Well, that too, was soon to end. It ended for me one morning while on the treadmill during a respiratory therapy session. The TV was on in the therapy room, as we patients were watching the Today Show on KWQC as we exercised. And then there it was on the screen before us, being broadcast by our local TV station. It was the most horrible of commercials. I suspect that at least some of you have seen it. It started off with the claim that whenever the Muslims conquered a place, they celebrated their victory by building there a mosque. Images of Jerusalem, Spain, and now Ground Zero. It equated the building of a mosque at Ground Zero with the building of a Japanese temple at Pearl Harbor. It then went on to castigate Congressman Bruce Braley for supporting the building of this mosque and it encouraged our local citizens to call Congressman Braley to express their opposition and discontent. Now this Islamophobia had local legs. This hatred had come to roost in the Quad Cities. The picture was complete. Our community would not be spared the taint of this hatred. The strident voices who strive to provoke fear in the hearts of the American people by invoking that fearful term, “jihad” were now here recruiting our friends and neighbors to join them in their own holy war against anyone who follows the faith of Mohammed.
So Rev. Quay and I contacted the local Islamic community to let them know that if they wanted to take public action in response to such prejudice, we were willing to stand by them and with them, and we would encourage the other members of the Quad Cities faith community to do so as well.
They have taken us up on our offer. So, on Saturday evening, September 11th, starting at 5:00 p.m., the Moline Mosque will be hosting an interfaith gathering; a Day of Unity and Healing. The program will only last an hour but if people of conscience – and I hope that includes everyone in this room and everyone in our Jewish community – if people of conscience come out and support it, the impact of such a gathering on the Quad Cities will have enduring value. It will affirm the living essence of those important words which President George Washington wrote back in 1790 to Moses Seixas, the leader of the Hebrew Congregation of Newport, Rhode Island: “For happily the Government of the United States, which gives to bigotry no sanction, to persecution no assistance, requires only that they who live under its protection, should demean themselves as good citizens.”
Our Muslim cousins residing here in the Quad Cities are good citizens.
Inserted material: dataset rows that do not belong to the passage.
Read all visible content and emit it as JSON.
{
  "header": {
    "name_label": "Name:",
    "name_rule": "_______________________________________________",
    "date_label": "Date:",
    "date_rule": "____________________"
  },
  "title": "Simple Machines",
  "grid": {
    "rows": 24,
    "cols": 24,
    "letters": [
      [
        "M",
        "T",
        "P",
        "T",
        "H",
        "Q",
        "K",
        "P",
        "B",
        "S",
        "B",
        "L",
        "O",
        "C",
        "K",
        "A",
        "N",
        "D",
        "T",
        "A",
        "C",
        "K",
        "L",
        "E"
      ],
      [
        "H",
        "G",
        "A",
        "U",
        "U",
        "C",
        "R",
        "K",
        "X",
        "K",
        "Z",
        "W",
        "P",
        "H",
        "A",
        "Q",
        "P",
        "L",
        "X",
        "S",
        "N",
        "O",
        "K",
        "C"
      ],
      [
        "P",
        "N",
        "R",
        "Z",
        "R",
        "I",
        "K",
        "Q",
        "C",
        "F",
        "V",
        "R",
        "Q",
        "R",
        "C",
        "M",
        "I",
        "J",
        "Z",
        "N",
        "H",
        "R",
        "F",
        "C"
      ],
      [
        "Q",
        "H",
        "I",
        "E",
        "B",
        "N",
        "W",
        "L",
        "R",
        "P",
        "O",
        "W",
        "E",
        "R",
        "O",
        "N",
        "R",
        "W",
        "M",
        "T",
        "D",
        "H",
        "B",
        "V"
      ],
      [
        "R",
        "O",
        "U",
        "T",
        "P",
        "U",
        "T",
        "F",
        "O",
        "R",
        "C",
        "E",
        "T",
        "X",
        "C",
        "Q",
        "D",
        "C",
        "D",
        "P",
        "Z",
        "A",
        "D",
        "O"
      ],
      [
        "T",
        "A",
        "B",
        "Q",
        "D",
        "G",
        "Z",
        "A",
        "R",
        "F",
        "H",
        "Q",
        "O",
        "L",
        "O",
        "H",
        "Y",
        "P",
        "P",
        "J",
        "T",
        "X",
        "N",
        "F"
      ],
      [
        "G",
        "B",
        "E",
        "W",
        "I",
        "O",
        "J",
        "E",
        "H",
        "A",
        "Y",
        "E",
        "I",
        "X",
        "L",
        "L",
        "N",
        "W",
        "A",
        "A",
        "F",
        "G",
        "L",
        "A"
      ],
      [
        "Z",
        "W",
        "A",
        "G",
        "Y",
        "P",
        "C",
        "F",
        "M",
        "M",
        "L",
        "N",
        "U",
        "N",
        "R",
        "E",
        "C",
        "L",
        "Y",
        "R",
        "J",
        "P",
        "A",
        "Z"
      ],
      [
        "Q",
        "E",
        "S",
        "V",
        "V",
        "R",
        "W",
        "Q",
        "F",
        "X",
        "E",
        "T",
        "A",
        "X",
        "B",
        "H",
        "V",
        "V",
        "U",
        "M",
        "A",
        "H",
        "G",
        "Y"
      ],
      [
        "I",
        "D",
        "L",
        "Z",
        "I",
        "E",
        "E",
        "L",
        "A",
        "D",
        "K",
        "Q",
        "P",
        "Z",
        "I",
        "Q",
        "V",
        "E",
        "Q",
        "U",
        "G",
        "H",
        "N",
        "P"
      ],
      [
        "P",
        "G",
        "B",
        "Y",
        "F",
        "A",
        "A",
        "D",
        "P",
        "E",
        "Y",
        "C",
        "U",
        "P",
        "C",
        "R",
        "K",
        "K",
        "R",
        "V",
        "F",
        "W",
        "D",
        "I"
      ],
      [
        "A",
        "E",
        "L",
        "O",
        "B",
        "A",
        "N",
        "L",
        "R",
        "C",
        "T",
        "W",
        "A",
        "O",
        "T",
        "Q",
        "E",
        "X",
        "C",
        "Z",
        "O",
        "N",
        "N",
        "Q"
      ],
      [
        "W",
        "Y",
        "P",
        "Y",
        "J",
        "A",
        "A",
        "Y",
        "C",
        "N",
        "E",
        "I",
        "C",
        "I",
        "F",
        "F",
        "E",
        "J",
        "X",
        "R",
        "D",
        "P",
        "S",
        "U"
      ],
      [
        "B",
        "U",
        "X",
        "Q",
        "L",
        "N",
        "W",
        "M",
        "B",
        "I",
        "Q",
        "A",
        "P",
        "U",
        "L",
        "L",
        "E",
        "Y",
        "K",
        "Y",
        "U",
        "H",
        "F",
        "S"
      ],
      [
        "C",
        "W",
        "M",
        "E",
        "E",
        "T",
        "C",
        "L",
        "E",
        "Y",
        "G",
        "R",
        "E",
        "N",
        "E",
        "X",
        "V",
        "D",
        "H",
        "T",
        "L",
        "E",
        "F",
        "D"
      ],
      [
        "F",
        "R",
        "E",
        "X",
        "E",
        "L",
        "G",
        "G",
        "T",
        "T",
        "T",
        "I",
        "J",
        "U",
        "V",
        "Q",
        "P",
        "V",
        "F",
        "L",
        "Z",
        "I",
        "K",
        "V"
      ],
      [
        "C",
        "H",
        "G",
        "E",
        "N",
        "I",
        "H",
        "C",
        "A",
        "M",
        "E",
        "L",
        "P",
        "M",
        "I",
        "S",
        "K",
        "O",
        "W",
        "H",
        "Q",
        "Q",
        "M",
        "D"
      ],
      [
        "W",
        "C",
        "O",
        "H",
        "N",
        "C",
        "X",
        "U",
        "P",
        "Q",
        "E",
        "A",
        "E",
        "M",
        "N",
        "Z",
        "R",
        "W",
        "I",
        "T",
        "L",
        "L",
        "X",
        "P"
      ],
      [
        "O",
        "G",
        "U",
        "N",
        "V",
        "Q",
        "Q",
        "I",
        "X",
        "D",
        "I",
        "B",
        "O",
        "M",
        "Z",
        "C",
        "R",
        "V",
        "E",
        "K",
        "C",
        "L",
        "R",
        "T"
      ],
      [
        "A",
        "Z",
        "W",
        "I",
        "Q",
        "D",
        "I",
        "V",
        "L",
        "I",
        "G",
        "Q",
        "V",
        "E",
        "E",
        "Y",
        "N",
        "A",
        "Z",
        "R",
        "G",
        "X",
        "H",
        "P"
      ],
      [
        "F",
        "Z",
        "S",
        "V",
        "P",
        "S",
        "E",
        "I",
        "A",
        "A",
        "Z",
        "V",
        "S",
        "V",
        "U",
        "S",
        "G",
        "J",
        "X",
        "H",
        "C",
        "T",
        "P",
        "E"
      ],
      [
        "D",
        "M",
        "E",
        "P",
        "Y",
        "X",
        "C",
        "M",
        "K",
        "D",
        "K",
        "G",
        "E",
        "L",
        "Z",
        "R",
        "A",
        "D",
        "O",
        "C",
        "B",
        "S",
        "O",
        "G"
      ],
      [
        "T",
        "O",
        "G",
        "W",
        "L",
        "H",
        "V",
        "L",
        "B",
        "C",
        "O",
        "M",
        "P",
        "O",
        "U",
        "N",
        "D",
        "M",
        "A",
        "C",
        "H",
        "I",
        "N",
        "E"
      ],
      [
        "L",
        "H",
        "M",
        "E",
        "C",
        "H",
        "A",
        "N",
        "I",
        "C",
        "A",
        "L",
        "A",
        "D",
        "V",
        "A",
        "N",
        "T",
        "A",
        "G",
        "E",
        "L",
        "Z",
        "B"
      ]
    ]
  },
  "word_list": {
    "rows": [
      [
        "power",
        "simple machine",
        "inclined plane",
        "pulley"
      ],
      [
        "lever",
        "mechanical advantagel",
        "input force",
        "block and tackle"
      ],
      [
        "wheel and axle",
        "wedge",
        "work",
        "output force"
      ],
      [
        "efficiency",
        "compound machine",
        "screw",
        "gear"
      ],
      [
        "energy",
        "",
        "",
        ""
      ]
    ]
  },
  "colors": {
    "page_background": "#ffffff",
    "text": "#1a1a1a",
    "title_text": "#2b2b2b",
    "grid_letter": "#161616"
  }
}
We most certainly disagree with them strongly about the situation in the Middle East, but still, they are good citizens; as good as we are. We, a people who have suffered centuries of persecution, only to find a haven here in a free America, may very well be the best equipped in our land to appreciate their current situation; to appreciate what it is like to be the target of hatred. If we do not stand up for them now, then we demean the memories of all those Jews of generations past who fell victim to the power of bigotry.
I not only invite you to stand with me on the evening of September 11th, in the mosque in Moline. I implore you. It is the debt we owe to our forebears. It is the debt we owe to our children. It is also a family thing. They are our cousins and they need our support. As Ishmael stood by Isaac. So must we now stand by them.